Despite monumental breaches of the most private user data and the epidemic of identity theft in the United States, few if any perpetrators have faced legal consequences of such a breach. It is because, on the federal level, there is no overriding law that protects user data and provides for a mandated warning of what is being collected by a website from the user visiting it. Due to such lax or inexistent legal framework, individual states are forced to create their own policies on how to handle collected user data on various websites. Complying with this complex web of state regulations has become one of the top legal issues faced by internet-based companies.
In response to the lax Federal regulations, California enacted one of the strictest and a landmark privacy protection acts in 2004 called California Online Privacy Protection Act or CalOPPA. Although the law was enacted in 2004, it wasn’t until 2012; during the reign of then attorney general (now US Senator) Kamala Harris that California started enforcing CalOPPAin earnest. Ms. Harris sent non-compliance letters to about 100 companies with mobile apps that collected consumer data without comprehensively informing them of such actions and ended up suing Delta Airlines, Inc. in the state court for non-compliance.
When the Children's Online Privacy Protection Act became effective on July 1, 2013, it also warned online businesses that the State of California was serious about compliance with CalOPPAand its provisions and will rigorously enforce it in the future.
How is The CalOPPA Applied?
· Display in an obvious spot with the word "Policy" included in the link verbiage
· The link must contrast enough to make it easily visible using font, color, size and design methods to do so.
· Create a policy in simple language to facilitate ease of readability
1. The information you collect from your users:
A website may be collecting either personally identifiable information (PII) about its users or non-personally identifiable information about its users.
· Personally Identifiable Information may include Full names, Birthdates/places, Email addresses, Billing and shipping addresses, Phone and mobile numbers, Social security numbers, Biometric data (for fingerprint/facial recognition software), Vehicle information (like driver’s license numbers or plate numbers), Education history, Healthcare information, Professional Licenses and certifications, Government identification, Family history or genetic information, Mother’s maiden name or next of kin, Bank, credit or other financial account information, Criminal history, Web cookies, Social platform accounts, and Chat threads and online content, etc.
· Non-personally Identifiableinformation may include IP addresses, Passwords, Browser activity, Product descriptions viewed, Forms submitted, Videos watched, Security answers, Shopping cart data, User preferences, and Location data, etc.
In addition to this, the users may need to be informed of security safeguards and other efforts made by the company to protect user data and to ensure no personal data gets breached.
2. Which Third-Parties Are You Sharing That Information With?
It might also be useful to provide your users with an option to opt-out of data sharing arrangement you have for targeted or re-targeted advertisement with a trade partner.
3. Giving Users the Ability to Review and Change Their Personal Information:
4. Information about Acknowledging “Do Not Track” Settings:

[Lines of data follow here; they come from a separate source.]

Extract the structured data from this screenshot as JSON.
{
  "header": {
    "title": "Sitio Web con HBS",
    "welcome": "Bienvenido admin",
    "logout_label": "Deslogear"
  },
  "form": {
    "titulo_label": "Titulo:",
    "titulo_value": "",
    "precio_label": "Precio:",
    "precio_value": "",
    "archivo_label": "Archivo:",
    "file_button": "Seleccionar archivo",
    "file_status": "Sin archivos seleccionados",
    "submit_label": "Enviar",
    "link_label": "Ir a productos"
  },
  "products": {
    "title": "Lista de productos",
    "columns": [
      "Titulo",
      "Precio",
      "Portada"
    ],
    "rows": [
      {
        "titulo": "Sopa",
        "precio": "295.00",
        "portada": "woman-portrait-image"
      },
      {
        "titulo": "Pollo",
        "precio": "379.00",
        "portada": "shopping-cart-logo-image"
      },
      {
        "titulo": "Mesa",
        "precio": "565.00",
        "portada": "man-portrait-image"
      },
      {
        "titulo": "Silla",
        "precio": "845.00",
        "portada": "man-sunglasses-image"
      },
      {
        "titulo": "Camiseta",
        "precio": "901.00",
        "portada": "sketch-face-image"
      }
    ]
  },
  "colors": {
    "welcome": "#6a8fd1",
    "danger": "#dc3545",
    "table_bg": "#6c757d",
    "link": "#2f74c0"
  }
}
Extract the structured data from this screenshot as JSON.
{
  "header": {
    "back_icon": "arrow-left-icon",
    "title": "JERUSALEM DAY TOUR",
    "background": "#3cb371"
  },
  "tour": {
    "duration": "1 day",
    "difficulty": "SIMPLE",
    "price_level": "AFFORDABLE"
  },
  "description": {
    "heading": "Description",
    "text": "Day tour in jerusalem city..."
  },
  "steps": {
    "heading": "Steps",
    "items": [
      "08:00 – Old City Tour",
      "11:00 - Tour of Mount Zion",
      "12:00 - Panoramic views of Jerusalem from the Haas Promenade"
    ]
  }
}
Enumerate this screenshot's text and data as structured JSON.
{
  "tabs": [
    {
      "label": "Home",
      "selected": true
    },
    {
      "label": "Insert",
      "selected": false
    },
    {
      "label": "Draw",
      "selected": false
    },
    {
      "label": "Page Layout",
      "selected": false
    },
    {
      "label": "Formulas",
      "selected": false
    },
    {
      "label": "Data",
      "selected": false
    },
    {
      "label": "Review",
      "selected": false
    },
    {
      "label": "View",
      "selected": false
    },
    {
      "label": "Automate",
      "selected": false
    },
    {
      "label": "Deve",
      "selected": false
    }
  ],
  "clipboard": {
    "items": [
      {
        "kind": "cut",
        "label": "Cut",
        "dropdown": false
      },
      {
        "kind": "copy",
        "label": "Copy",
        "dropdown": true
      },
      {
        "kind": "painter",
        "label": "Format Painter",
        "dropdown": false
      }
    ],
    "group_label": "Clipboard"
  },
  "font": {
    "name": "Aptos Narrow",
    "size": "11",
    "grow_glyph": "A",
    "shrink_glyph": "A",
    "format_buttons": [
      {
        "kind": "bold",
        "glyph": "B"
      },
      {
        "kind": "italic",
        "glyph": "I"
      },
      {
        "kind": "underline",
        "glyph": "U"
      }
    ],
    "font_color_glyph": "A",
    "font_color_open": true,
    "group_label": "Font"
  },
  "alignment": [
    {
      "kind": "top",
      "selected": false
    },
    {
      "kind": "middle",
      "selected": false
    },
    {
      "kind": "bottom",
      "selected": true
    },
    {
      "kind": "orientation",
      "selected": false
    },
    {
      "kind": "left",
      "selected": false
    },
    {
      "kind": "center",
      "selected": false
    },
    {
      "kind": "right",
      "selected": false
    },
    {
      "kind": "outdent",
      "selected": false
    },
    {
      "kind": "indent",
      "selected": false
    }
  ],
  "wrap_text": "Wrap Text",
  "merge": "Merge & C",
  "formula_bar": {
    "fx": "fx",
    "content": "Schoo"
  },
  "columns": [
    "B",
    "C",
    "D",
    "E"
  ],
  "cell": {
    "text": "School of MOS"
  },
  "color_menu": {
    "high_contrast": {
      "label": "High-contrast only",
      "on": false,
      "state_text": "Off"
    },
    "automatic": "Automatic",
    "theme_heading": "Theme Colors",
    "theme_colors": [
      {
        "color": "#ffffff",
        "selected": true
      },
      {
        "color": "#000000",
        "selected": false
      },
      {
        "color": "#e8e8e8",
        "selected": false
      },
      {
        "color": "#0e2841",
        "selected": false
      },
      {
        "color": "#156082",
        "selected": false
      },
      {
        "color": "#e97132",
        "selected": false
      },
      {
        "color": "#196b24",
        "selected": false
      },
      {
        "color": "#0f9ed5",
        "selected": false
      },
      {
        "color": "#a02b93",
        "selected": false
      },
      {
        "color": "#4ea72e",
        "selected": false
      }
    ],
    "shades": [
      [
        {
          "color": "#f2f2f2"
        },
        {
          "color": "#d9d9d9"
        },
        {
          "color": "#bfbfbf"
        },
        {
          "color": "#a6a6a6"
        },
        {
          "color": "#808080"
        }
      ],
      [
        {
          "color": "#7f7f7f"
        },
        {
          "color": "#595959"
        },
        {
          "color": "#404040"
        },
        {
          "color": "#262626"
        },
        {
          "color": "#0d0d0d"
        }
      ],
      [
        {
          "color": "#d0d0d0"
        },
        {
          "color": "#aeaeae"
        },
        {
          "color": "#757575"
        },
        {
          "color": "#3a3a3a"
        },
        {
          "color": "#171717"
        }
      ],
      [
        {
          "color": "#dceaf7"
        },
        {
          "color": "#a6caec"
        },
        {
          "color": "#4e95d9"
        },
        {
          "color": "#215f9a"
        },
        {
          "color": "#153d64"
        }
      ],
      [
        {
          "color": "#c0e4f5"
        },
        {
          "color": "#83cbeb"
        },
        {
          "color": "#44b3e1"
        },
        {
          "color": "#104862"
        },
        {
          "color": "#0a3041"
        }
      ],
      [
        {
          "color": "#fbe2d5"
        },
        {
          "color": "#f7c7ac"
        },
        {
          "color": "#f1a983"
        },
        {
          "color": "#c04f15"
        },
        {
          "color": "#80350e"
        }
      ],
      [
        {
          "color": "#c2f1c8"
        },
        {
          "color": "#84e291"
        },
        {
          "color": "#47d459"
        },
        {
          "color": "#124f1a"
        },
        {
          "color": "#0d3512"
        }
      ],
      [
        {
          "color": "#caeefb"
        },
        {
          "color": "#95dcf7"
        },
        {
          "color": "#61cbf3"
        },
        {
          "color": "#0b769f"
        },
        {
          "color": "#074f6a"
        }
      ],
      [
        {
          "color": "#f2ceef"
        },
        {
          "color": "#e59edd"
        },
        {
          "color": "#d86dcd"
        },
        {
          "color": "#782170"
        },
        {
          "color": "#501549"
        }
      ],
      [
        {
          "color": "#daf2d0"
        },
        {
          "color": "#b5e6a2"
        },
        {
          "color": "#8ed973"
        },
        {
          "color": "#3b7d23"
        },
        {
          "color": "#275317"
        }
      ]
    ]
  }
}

In 2013, the CalOPPA was amended to add “Do Not Track” requirements to the act. Per the added requirements websites are required to positively inform the users if their website is equipped to acknowledge a "Do Not Track" (DNT) request from the browser and act accordingly by not gathering non-personally identifiable information such as IP addresses, Passwords, Browser activity, Product descriptions viewed, Forms submitted, Videos watched, Security answers, Shopping cart data, User preferences, and Location data, etc. A DNT header is often added to the HTTP header of your web browser’s header field that asks a web application of a website to turn off its user tracking or cross-site user tracking for a particular visitor. It must be noted that while the new DNT requirements in CalOPPArequire the websites to inform its user if its website has the capability to respond to a DNT request it does not define how or if the website is required to respond to such a request.